The Sandwich Company offers fresh sandwiches, salads, pasta dishes, jacket potatoes and hot and cold drinks. Nearby there’s a Chinese takeaway, Runwell, which is perfect when you can’t be bothered to cook. There’s also a fantastic fish and chip shop, Starbeck, which serves delicious options and there’s always a huge queue around the street corner.
Sandyford is light on bars but nearly all the restaurants are licensed. However, it does have one of the most popular pubs in the East End of Newcastle, The Blue Bell Inn. This friendly pub near the River Ouse is the perfect place for outdoor drinking as there’s a great beer garden with plenty of seating and a raised decked area. The Sunday lunch is also excellent.
Other noteworthy venues which are on the Sandyford/Jesmond border are the recently refurbished Punch Bowl, along Sandyford Road, and it’s also dog-friendly. From there you can travel to Osborne Road in Jesmond where there are countless bars all offering great happy hour deals.

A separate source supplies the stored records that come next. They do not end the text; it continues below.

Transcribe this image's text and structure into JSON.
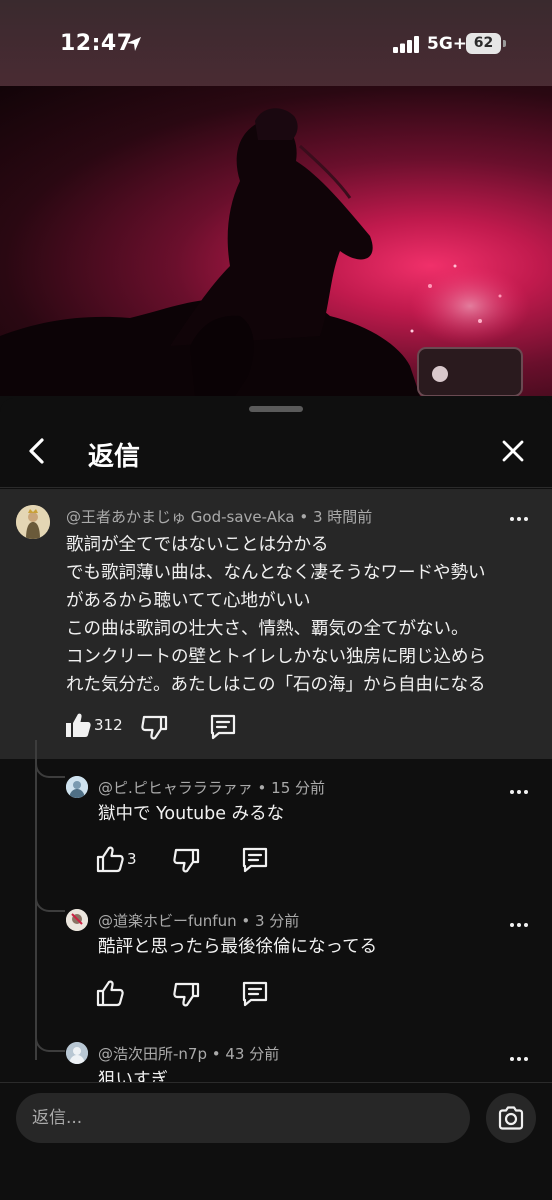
{
  "status_bar": {
    "time": "12:47",
    "network": "5G+",
    "battery": "62"
  },
  "sheet": {
    "title": "返信",
    "back_icon": "chevron-left-icon",
    "close_icon": "close-icon"
  },
  "main_comment": {
    "author": "@王者あかまじゅ God-save-Aka",
    "time": "3 時間前",
    "meta": "@王者あかまじゅ God-save-Aka • 3 時間前",
    "lines": [
      "歌詞が全てではないことは分かる",
      "でも歌詞薄い曲は、なんとなく凄そうなワードや勢い",
      "があるから聴いてて心地がいい",
      "この曲は歌詞の壮大さ、情熱、覇気の全てがない。",
      "コンクリートの壁とトイレしかない独房に閉じ込めら",
      "れた気分だ。あたしはこの「石の海」から自由になる"
    ],
    "likes": "312"
  },
  "replies": [
    {
      "author": "@ピ.ピヒャラララァァ",
      "time": "15 分前",
      "meta": "@ピ.ピヒャラララァァ • 15 分前",
      "text": "獄中で Youtube みるな",
      "likes": "3"
    },
    {
      "author": "@道楽ホビーfunfun",
      "time": "3 分前",
      "meta": "@道楽ホビーfunfun • 3 分前",
      "text": "酷評と思ったら最後徐倫になってる",
      "likes": ""
    },
    {
      "author": "@浩次田所-n7p",
      "time": "43 分前",
      "meta": "@浩次田所-n7p • 43 分前",
      "text": "狙いすぎ",
      "likes": ""
    }
  ],
  "input": {
    "placeholder": "返信..."
  },
  "colors": {
    "background": "#0f0f0f",
    "highlight": "#272727",
    "meta_text": "#aaaaaa",
    "video_accent": "#e0245e"
  }
}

The Tanner Arms, on the outskirts of the Ouseburn Valley, isn’t too far away from Sandyford and is a welcoming pub, offering live music and great food. The home of regular live bands and DJs and a whole host of locally brewed ales. The pub also serves hand-crafted burgers including vegetarian varieties. It also has a pool table.
Another great spot which is technically between Jesmond and Newcastle city centre is Wylam Brewery’s Palace of Arts in Exhibition Park which blends live music with a microbrewery and interesting small plates menu. We’d recommend their amazing table service Sunday lunch and they also have one of the best beer gardens in the city. You’ll find an eclectic fusion of music on offer from Gospel choirs to the Royal Northern Sinfonia, tribute acts, DJ nights, and star appearances from the likes of Trevor Nelson.

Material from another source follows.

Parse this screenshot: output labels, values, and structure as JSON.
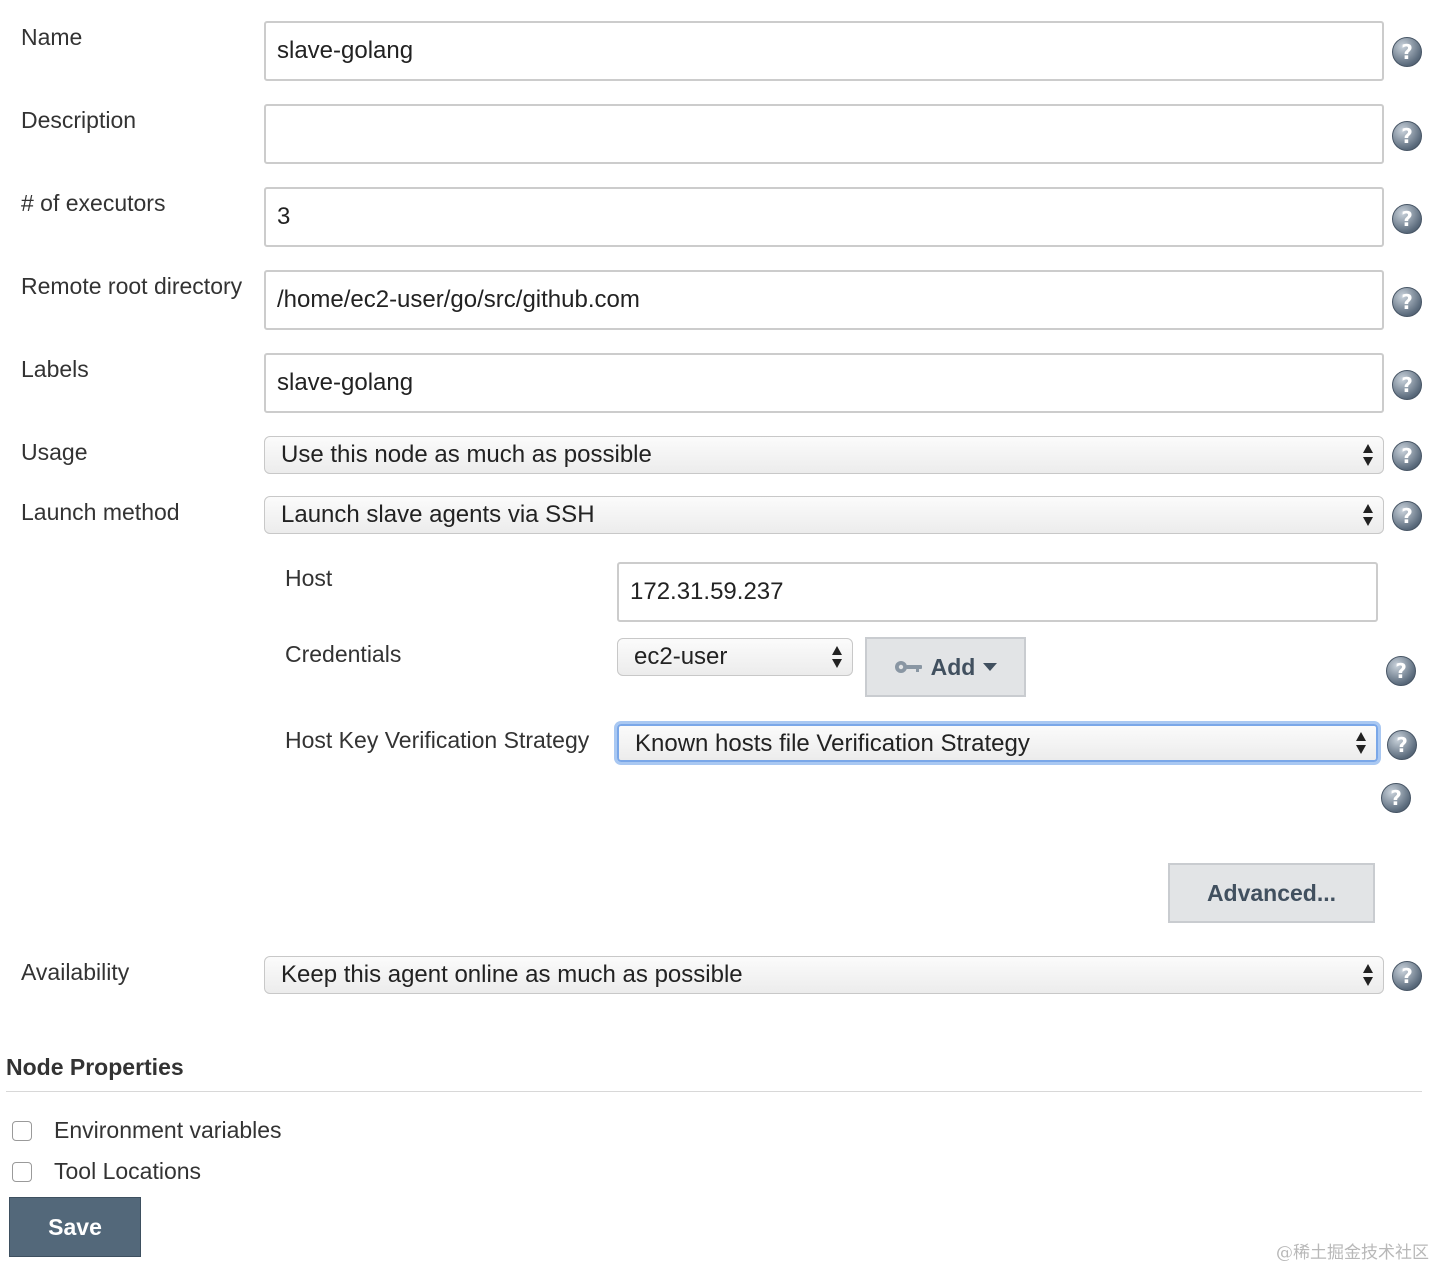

As for shopping, there’s a very busy Best-one for all your needs. There’s a large Morrisons supermarket at the bottom of Shields Road, Byker not far away or there’s a Tesco or Sainsbury’s Local in nearby Shieldfield.
Out and About
Your nearest park is Heaton Park, a Victorian park which stretches from Jesmond Vale to Heaton Road and to Armstrong Bridge. Heaton Festival is held every two years and is swelling in terms of attractions and visitors. The next festival is in 2021.
Jesmond Dene isn’t far away and is perfect for a peaceful place for a stroll and in the summer, the Dene is the place to be with number of events and festivals including outdoor performances by Heartbreak Productions.
And twice a month you’ll find a food market on the Armstrong Bridge with plenty of reasonably priced street food while Pets Corner is a free entry petting zoo which is home to a number of animals. On the border of Sandyford and Heaton there’s also the excellent Star & Shadow, a volunteer-run cinema and event space. On Sunday it hosts a vegan café.
Hair and Beauty
In terms of beauty and hairdressing try Mo Hair Salon which offers a number of treatment ranges from massages to luxury manicures and pedicures. There’s also Jazz which offers hairdressing services.
Sandyford is approximately two miles from the centre of Newcastle. Your nearest Metro station is Jesmond. Buses are plentiful and frequent and can be caught from various locations in the city centre to Sandyford and back again. Try the number 38 or number 1 which stops in Shieldfield and Heaton which run close to Sandyford. Cycling is a great way to get around the city easily for free.
There are bike sheds to park and lock your bike throughout the universities and city.
Taxis are another way of getting around Newcastle and are in specific areas of Newcastle, such as outside of the train and bus stations and there are also taxi ranks on Grey Street, Pilgrim Street and Collingwood Street near the bars and clubs.
Trains run from Newcastle Central Station to Edinburgh in the North, and York and London to the South.